Probate Code section 70 legislates the natural assumption that a decedent does not intend to disinherit an after-acquired spouse.   We perceive no reason for a different rule merely because the after-acquired is also a former spouse.   Remarriage resumed a relationship interrupted by a brief period of unhappiness leading to dissolution of the first marriage.   The pretermitted heir statute applies to all marriages unless one of its specific exceptions is fully satisfied.

The judgment is affirmed.

FOOTNOTES

1.   The pertinent paragraphs provide as follows:“SECOND:  I declare I am married to Paul Murray and there is no issue of this marriage.   I declare I have three children the issue of a former marriage:  Robert Hugh Blackney, Gary Douglas Blackney and David Russell Blackney.THIRD:  Subject to the operation and effect of the conditions hereinafter noted:A.  I hereby give, bequeath and devise all of my estate, over which I have testamentary ownership and disposition, at the time of my death, either real, personal, or mixed, of whatsoever kind of character and wheresoever situate, of which I may die possessed, or to which I may in any manner be entitled, or over which I may at the time of my death, have the power of appointment, to my said children, ROBERT HUGH BLACKNEY, GARY DOUGLAS BLACKNEY, and DAVID RUSSELL BLACKNEY, share and share alike, provided they survive me by 120 days.EIGHTH:  Except as otherwise provided in this Will, I have intentionally and with full knowledge, omitted to provide for my heirs and I hereby generally and specifically disinherit each, any and all persons who shall contest or attack this will or any portion of its provisions, and expressly revoke any share or interest heretofore given in this Will to such contestants, and I further declare that if any person other than mentioned in this Will shall establish himself or herself to be my heir, then I give and bequeath to such person the sum of ONE DOLLAR ($1.00).”

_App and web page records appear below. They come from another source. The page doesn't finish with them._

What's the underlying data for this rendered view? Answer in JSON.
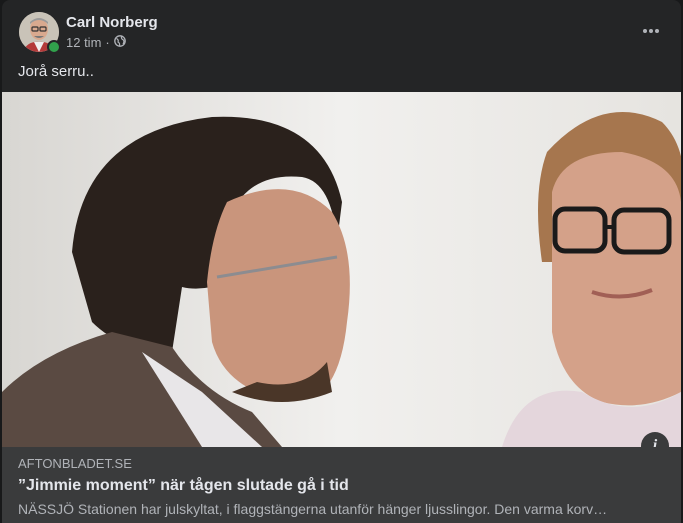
{
  "post": {
    "author": "Carl Norberg",
    "time": "12 tim",
    "separator": "·",
    "audience_icon": "globe-icon",
    "more_icon": "more-options-icon",
    "message": "Jorå serru.."
  },
  "link": {
    "domain": "AFTONBLADET.SE",
    "headline": "”Jimmie moment” när tågen slutade gå i tid",
    "description": "NÄSSJÖ Stationen har julskyltat, i flaggstängerna utanför hänger ljusslingor. Den varma korv…",
    "info_icon": "info-icon",
    "info_label": "i"
  },
  "colors": {
    "card_bg": "#242526",
    "link_bg": "#3a3b3c",
    "primary_text": "#e4e6eb",
    "secondary_text": "#b0b3b8",
    "online": "#31a24c"
  }
}
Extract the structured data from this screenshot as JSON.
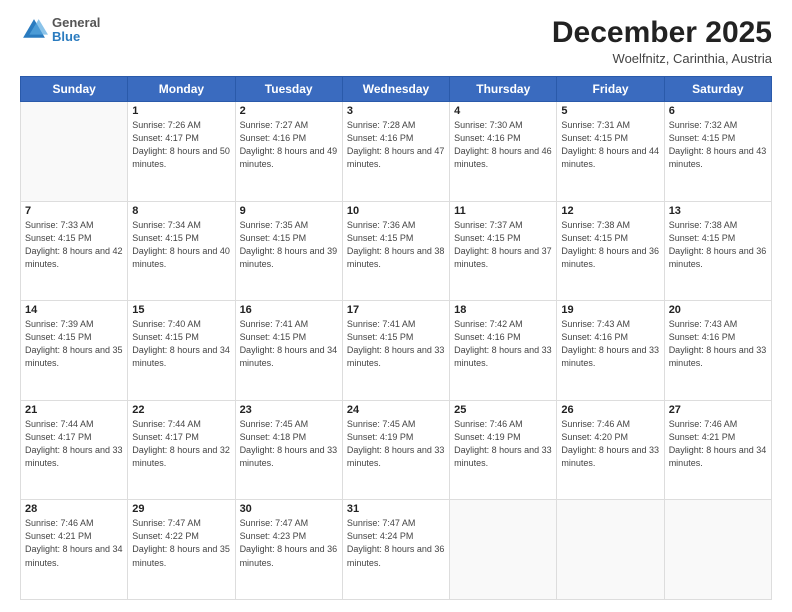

2.   A leading treatise states “under a statute which provides that marriage operates as a revocation, a will is revoked which is executed when testator is married, ․ if testator is divorced from his wife and subsequently he remarries her.”  (2 W. Bowe & D. Parker, Page on Wills, § 21.91 at 504 (Rev. ed. 1960).)

 WALLIN, Associate Justice.

TROTTER, P.J., and SONENSHINE, J., concur.